“Soon it became clear to us: you can’t teach disbelief
to a child,
only wonderful stories, and we hadn’t a story
nearly as good.”
—Stephen Dunn, “At the Smithville Methodist Church”
When I was little we were taught the story of Jesus through a “wordless book” that consisted of no words, just pages of solid colors meant to represent different things. For me the struggle to find words is still part of my faith walk. There are things I have come to believe, to know on some deep level they are true. And yet when I try to find words to explain or describe those experiences, they are always so inadequate.
Sarah Groves has a song (“This Peace”) in which she describes that feeling of belief as a “whisper in my ear, a shiver up my spine, the gratitude I feel for all that’s right, a mystery appeal that’s been granted me tonight.” Her words are true and also seem to get at the difficulty in describing the way God’s Spirit works in and through us. It is a whisper in my ear, it is that deep well of gratitude that sometimes overwhelms me, it is also a kind of giving up or letting go… like someone who keeps a stiff upper lip for a long time and then welcomes the relief and hope of knowing it is no longer necessary.
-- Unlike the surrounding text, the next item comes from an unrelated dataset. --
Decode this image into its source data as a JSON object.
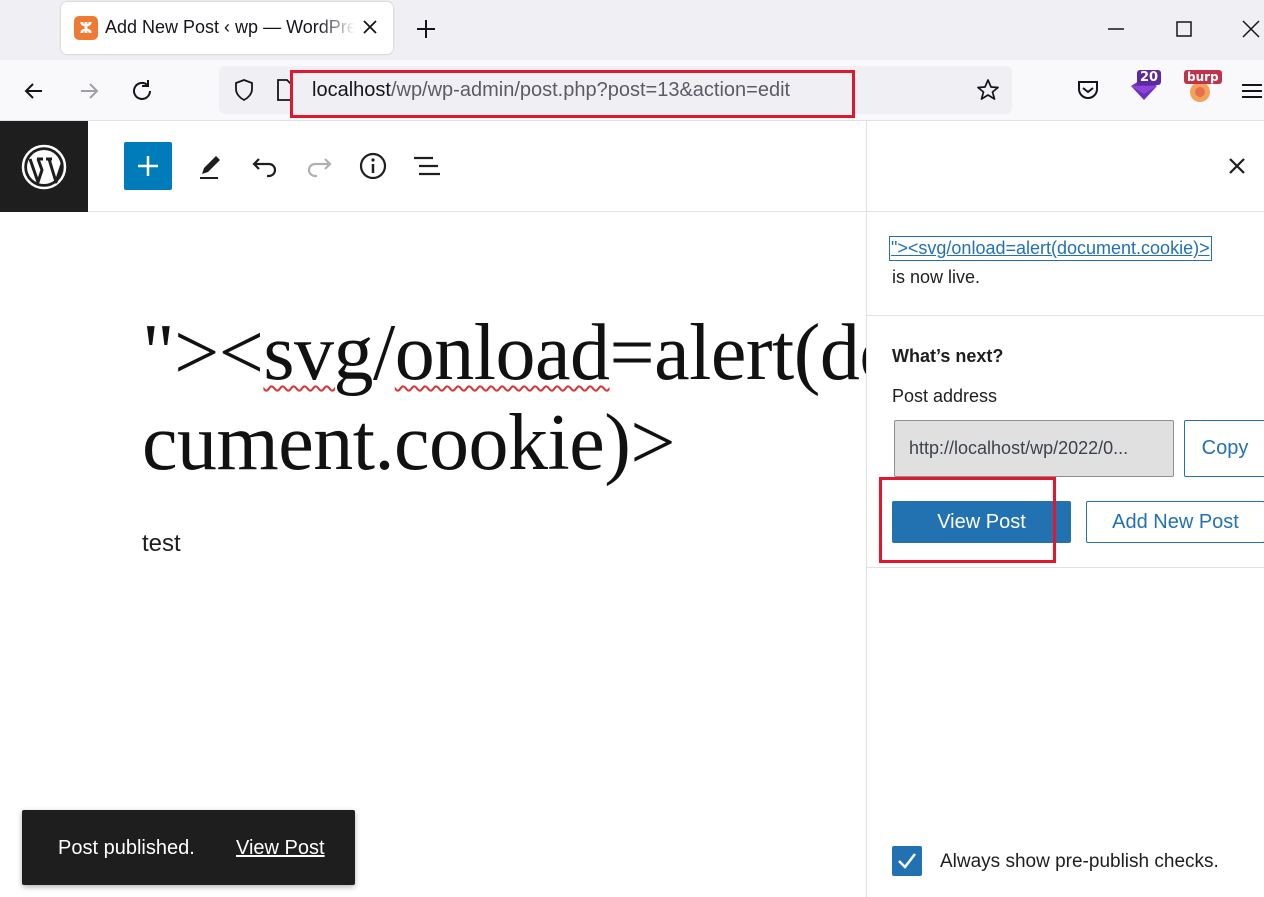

When I am most convinced God is real are the times I witness the depths of our human frailty and together with that the almost embarrassing persistence of hope. It is the strength of a story that 2,000 years and lots of quiet later that makes us keep going, makes us believe or at least want to believe. The strength of a story that continues despite all the embarrassing things people have done since in the name of religion. The truth of a story that has the power to change me every time I hear it again. Yes, I believe. And I ask God every time words fail me or my heart wavers to help, help, my unbelief. Because I haven’t another story nearly as good.